Why Did My Dog Get Cataracts? Is It Treatable?
Canine cataracts can be a bit of a scary thing because let's face it: our dogs are our children, and the thought of them losing something so integral such as sight can be both a devastating and depressing pill to swallow.
As pet parents, we want to do everything we can to increase the lifespan and quality of our pets lead, but as time passes, age-related maladies will make that once pleasant journey with your companion more turbulent. But with a strong heart and a commitment to your dog, a condition like cataracts can be managed and your dog can still live a high-quality and cherished life.
What Are Canine Cataracts?
Cataracts are a common condition in dogs and may occur at any age. They are defined as opacification of the lens of the eye which may ultimately lead to an inability for a dog’s eyes to receive light, effectively rendering them blind.
Just like with humans, this condition becomes more common as our companions age. One day you might notice your companion’s eye has a cloudy tint to it, and next a full-on cloud of white snow where your dog’s glistening eyes used to be. This is due to proteins in your dog’s eyes beginning to connect together. Over time, these proteins will progressively spread and clump together, creating a cloudy aspect over your pup’s eye.
Cataracts can be unpredictable. In some cases, your dog’s cataracts may be a slow progression towards blindness, but in other dogs, cataracts can take their vision by storm, resulting in sudden blindness.
What Causes Canine Cataracts?
In brief, cataracts can be a genetic inheritance from either the mother or the father. There is a tendency for certain breeds to have a predisposition towards developing. Asking your veterinarian about the risks your dog may have later in life is ideal for early preparation and prevention.

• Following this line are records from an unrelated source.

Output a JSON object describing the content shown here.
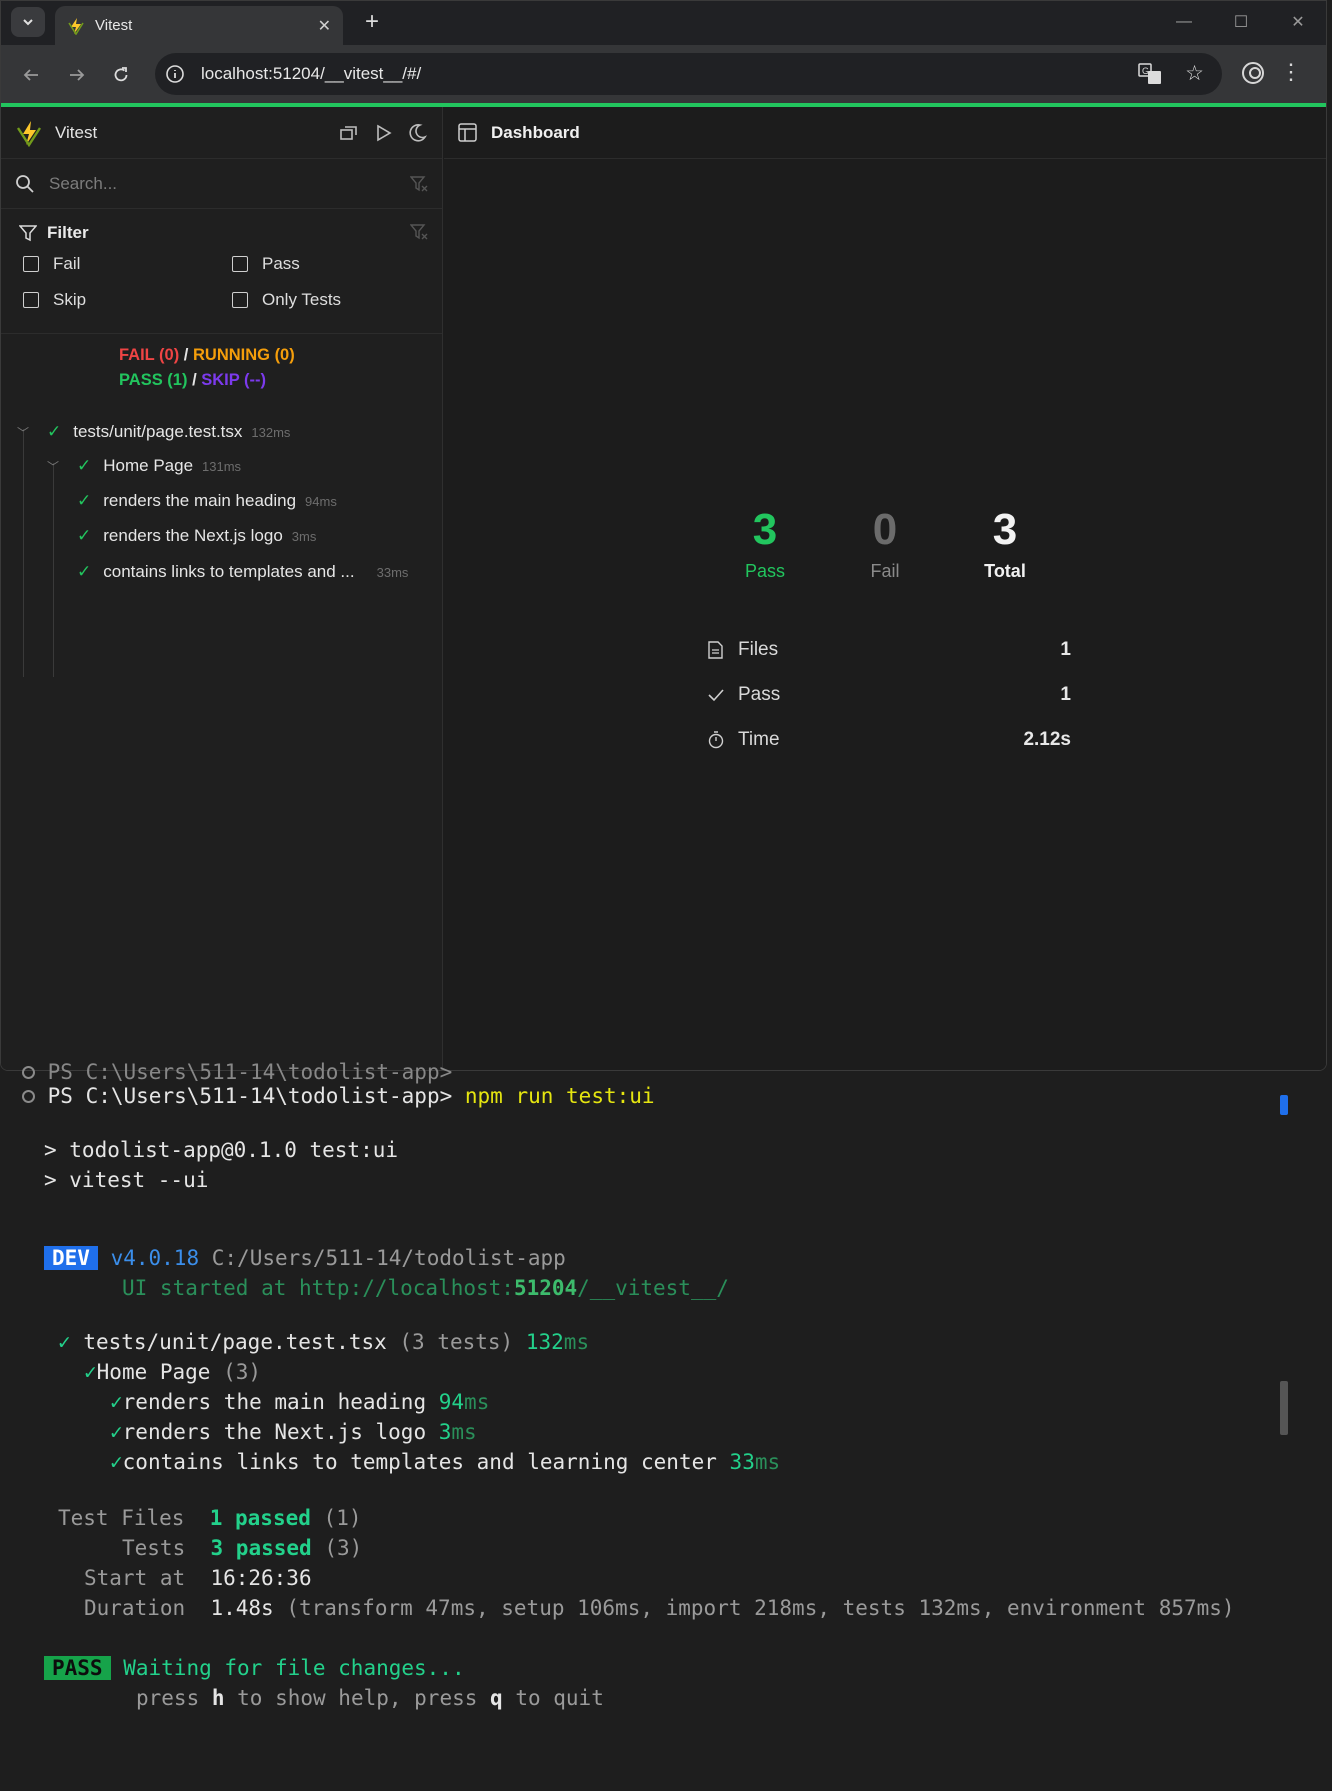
{
  "browser": {
    "tab_title": "Vitest",
    "url": "localhost:51204/__vitest__/#/",
    "accent": "#22c55e"
  },
  "sidebar": {
    "title": "Vitest",
    "search_placeholder": "Search...",
    "filter_title": "Filter",
    "filters": [
      "Fail",
      "Pass",
      "Skip",
      "Only Tests"
    ],
    "summary": {
      "fail": "FAIL (0)",
      "running": "RUNNING (0)",
      "pass": "PASS (1)",
      "skip": "SKIP (--)",
      "sep": "/"
    },
    "tree": [
      {
        "label": "tests/unit/page.test.tsx",
        "duration": "132ms"
      },
      {
        "label": "Home Page",
        "duration": "131ms"
      },
      {
        "label": "renders the main heading",
        "duration": "94ms"
      },
      {
        "label": "renders the Next.js logo",
        "duration": "3ms"
      },
      {
        "label": "contains links to templates and ...",
        "duration": "33ms"
      }
    ]
  },
  "dashboard": {
    "title": "Dashboard",
    "stats": [
      {
        "value": "3",
        "label": "Pass",
        "color": "#22c55e"
      },
      {
        "value": "0",
        "label": "Fail",
        "color": "#6b6b6b"
      },
      {
        "value": "3",
        "label": "Total",
        "color": "#f2f2f2"
      }
    ],
    "details": [
      {
        "key": "Files",
        "value": "1",
        "icon": "file-icon"
      },
      {
        "key": "Pass",
        "value": "1",
        "icon": "check-icon"
      },
      {
        "key": "Time",
        "value": "2.12s",
        "icon": "timer-icon"
      }
    ]
  },
  "terminal": {
    "partial_line": "PS C:\\Users\\511-14\\todolist-app>",
    "prompt": "PS C:\\Users\\511-14\\todolist-app>",
    "command": "npm run test:ui",
    "out1": "> todolist-app@0.1.0 test:ui",
    "out2": "> vitest --ui",
    "dev_badge": "DEV",
    "version": "v4.0.18",
    "path": "C:/Users/511-14/todolist-app",
    "ui_prefix": "UI started at http://localhost:",
    "ui_port": "51204",
    "ui_suffix": "/__vitest__/",
    "check": "✓",
    "file": "tests/unit/page.test.tsx",
    "file_count": "(3 tests)",
    "file_ms": "132",
    "suite": "Home Page",
    "suite_count": "(3)",
    "tests": [
      {
        "name": "renders the main heading",
        "ms": "94"
      },
      {
        "name": "renders the Next.js logo",
        "ms": "3"
      },
      {
        "name": "contains links to templates and learning center",
        "ms": "33"
      }
    ],
    "ms_unit": "ms",
    "test_files_label": "Test Files",
    "test_files_value": "1 passed",
    "test_files_count": "(1)",
    "tests_label": "Tests",
    "tests_value": "3 passed",
    "tests_count": "(3)",
    "start_label": "Start at",
    "start_value": "16:26:36",
    "duration_label": "Duration",
    "duration_value": "1.48s",
    "duration_detail": "(transform 47ms, setup 106ms, import 218ms, tests 132ms, environment 857ms)",
    "pass_badge": "PASS",
    "waiting": "Waiting for file changes...",
    "help_1": "press ",
    "help_h": "h",
    "help_2": " to show help, press ",
    "help_q": "q",
    "help_3": " to quit"
  }
}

Additionally, cataracts can result from injuries that affect the eye via inflammation disturbing the delicate ocular ecosystem of your pet’s eyes.
Diabetes Mellitus, also known as sugar diabetes may also be a potential cause for cataract development in your dog.
Ultimately, the cause of cataracts is usually out of our hands, but it’s important not to panic or despair when you notice your companion’s eyes begin to fog over. There are available treatments out there to both manage and treat your dog's cataracts. These treatments range from surgical removal of the ocular film to steroid eye drops to help prevent inflammation and irritation caused by the onset of cataract development.
We’ll Help Treat Your Dog’s Cataracts at Eldorado Animal Clinic
Your dog is a member of the family and our team at Eldorado Animal Clinic is ready to take the best care of them. We have been serving the community for many years, so we are fully equipped to evaluate your dog’s condition, diagnose their issue, and provide you with a plan to get them feeling better. Each member of our team is fully committed to ensuring your pup’s health, as they know how much they mean to you. Contact us today or visit our website for more information.